Three years of my life as an EU student of English Literature at the University of East Anglia,England.
After planning this for ages, I finally visited Norwich Castle! I loved it!
Tickets cost £8 for adults and £6 for children, but if you come between 12-1pm or one hour before closing, entry costs only £2!
The full history of Norwich Castle can be found here.
From around 1067 the Normans demolished at least 98 Saxon homes in Norwich to make way for the castle earthworks within which they built a wooden fort, surrounded by deep defensive dry ditches. Once the land had settled, work was begun on the stone keep in 1094 by King William (Rufus) II. Following his death in 1100 it was continued by his brother King Henry I and completed by 1121. Norwich Castle was designed to be a Royal Palace rather than a fortification. However, no Norman kings ever lived in it. The only time Henry I is known to have stayed at Norwich Castle was for Christmas 1121, a visit explored in detail in the displays in the Castle Keep.
They found lots of old objects there!
From the 14th century the keep was used as a county gaol, until a new gaol, designed by Sir John Soane, was constructed both inside and around the keep in 1792-93. The prison was quickly seen as outdated and difficult to patrol and so the outside block was demolished between 1822 and 1827. Between 1834 and 1839, Norwich Castle’s dilapidated exterior was refaced in Bath stone by Architect, John Salvin. His work faithfully replicates the elaborate blank arcading that made Norwich Castle one of the most elaborately decorated of all Norman keeps. In 1883 the county gaol moved to Mousehold Heath in Norwich and work began on converting the building into a museum.
More impressive 18th or 19th century ceremony objects.
I had to wear the reproductions of old clothes.
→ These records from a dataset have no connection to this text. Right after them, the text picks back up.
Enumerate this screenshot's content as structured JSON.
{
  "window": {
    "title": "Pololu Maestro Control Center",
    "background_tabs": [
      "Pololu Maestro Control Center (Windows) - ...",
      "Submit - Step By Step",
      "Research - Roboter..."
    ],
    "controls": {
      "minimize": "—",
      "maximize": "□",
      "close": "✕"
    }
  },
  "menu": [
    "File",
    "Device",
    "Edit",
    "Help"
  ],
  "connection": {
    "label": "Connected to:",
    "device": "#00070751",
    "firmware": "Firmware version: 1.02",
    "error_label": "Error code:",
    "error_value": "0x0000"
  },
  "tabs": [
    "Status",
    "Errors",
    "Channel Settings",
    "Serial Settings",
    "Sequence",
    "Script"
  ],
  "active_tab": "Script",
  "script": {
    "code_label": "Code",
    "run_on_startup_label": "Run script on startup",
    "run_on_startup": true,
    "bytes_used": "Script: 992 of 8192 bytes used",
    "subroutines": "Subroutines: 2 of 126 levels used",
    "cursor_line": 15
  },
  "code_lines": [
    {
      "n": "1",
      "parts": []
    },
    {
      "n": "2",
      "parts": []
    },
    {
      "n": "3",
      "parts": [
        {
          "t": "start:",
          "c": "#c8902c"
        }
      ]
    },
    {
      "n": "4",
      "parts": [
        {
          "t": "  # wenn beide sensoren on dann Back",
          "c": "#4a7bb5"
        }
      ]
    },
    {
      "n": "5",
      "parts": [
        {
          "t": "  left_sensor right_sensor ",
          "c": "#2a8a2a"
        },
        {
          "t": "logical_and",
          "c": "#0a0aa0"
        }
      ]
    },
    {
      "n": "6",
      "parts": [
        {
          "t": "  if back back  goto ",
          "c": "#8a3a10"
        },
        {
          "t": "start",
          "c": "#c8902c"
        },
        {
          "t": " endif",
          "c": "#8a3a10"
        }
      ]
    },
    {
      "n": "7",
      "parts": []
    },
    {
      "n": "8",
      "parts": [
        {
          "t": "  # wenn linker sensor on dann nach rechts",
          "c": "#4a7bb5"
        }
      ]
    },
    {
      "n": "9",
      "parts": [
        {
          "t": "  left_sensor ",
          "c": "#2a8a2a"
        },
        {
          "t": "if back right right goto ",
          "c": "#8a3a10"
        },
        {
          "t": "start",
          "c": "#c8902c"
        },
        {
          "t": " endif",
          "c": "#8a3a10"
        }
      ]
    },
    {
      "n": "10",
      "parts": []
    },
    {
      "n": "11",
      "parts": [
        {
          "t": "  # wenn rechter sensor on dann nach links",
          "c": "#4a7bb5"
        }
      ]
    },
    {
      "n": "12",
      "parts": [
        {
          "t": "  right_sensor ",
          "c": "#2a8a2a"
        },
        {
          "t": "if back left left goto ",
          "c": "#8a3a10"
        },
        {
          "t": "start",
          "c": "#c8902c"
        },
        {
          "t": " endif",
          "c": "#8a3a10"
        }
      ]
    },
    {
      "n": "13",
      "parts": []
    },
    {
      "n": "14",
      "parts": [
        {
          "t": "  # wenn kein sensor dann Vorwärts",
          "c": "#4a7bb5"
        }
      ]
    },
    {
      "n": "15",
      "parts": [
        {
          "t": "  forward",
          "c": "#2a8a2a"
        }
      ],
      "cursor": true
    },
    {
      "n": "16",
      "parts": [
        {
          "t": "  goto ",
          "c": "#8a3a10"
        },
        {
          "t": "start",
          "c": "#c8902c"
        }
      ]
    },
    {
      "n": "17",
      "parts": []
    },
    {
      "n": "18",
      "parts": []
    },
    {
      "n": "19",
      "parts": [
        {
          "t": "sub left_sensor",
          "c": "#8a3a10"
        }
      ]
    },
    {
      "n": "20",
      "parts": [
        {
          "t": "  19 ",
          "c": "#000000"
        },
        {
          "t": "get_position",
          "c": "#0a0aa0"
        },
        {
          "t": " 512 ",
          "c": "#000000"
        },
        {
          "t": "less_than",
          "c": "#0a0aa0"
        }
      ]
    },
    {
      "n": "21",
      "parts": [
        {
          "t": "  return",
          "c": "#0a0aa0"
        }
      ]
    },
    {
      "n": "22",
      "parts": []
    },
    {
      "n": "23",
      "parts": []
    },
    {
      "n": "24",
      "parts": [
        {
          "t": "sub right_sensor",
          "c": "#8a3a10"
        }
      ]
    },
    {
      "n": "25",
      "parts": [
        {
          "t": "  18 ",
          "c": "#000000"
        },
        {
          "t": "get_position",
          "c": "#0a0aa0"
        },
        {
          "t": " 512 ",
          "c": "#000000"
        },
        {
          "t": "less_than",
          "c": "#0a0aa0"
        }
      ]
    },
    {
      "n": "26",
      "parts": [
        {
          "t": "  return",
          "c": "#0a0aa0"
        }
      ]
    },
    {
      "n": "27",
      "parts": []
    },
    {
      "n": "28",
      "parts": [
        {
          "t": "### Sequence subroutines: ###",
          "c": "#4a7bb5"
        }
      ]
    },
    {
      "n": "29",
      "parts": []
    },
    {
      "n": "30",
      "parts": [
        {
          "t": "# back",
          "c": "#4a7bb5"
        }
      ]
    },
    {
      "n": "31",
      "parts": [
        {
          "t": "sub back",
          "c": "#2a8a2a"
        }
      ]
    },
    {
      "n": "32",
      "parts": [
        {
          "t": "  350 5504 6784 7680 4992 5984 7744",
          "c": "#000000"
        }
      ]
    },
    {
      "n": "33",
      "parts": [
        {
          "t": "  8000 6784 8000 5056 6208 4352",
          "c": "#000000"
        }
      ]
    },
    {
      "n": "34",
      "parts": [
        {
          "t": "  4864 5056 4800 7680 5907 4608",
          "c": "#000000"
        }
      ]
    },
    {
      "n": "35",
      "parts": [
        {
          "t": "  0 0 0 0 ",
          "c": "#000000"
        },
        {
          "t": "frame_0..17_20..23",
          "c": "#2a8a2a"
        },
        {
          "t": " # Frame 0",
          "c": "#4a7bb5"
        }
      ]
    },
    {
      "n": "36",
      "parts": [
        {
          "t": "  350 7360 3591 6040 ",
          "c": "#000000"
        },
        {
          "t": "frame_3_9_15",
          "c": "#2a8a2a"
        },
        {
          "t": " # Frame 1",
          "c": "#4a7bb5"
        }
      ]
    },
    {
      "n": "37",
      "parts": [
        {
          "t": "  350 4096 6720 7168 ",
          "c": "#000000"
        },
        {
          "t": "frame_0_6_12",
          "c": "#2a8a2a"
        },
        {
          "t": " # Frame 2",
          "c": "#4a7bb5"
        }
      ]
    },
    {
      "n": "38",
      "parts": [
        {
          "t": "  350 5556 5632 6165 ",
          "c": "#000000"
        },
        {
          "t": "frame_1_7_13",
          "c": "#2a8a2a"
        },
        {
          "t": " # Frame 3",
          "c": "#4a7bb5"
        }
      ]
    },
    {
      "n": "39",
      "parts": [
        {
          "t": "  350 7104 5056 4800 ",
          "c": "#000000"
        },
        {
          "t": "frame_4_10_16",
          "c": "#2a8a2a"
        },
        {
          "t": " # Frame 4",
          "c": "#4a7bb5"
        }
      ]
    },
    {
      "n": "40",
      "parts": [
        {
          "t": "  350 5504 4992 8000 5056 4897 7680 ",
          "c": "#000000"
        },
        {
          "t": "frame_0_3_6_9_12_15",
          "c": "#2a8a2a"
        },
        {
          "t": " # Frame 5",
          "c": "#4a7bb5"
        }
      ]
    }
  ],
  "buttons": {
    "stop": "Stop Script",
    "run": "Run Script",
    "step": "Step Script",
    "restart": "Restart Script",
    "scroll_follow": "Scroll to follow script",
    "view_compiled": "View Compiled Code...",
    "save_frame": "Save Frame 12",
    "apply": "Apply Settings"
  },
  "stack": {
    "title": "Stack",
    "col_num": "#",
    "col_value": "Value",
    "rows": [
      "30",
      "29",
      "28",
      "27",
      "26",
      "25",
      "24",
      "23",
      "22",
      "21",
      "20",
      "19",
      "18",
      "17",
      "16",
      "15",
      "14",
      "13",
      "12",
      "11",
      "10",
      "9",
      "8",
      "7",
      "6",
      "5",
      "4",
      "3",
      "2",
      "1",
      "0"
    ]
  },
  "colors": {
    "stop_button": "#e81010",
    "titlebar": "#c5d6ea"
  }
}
They looked pretty cool on me 😛 .
My favourite part was the prison display!
It’s also really cool for kids (or even adults) because they had tons of scale models explaining the construction of castles, bridges, arch, etc.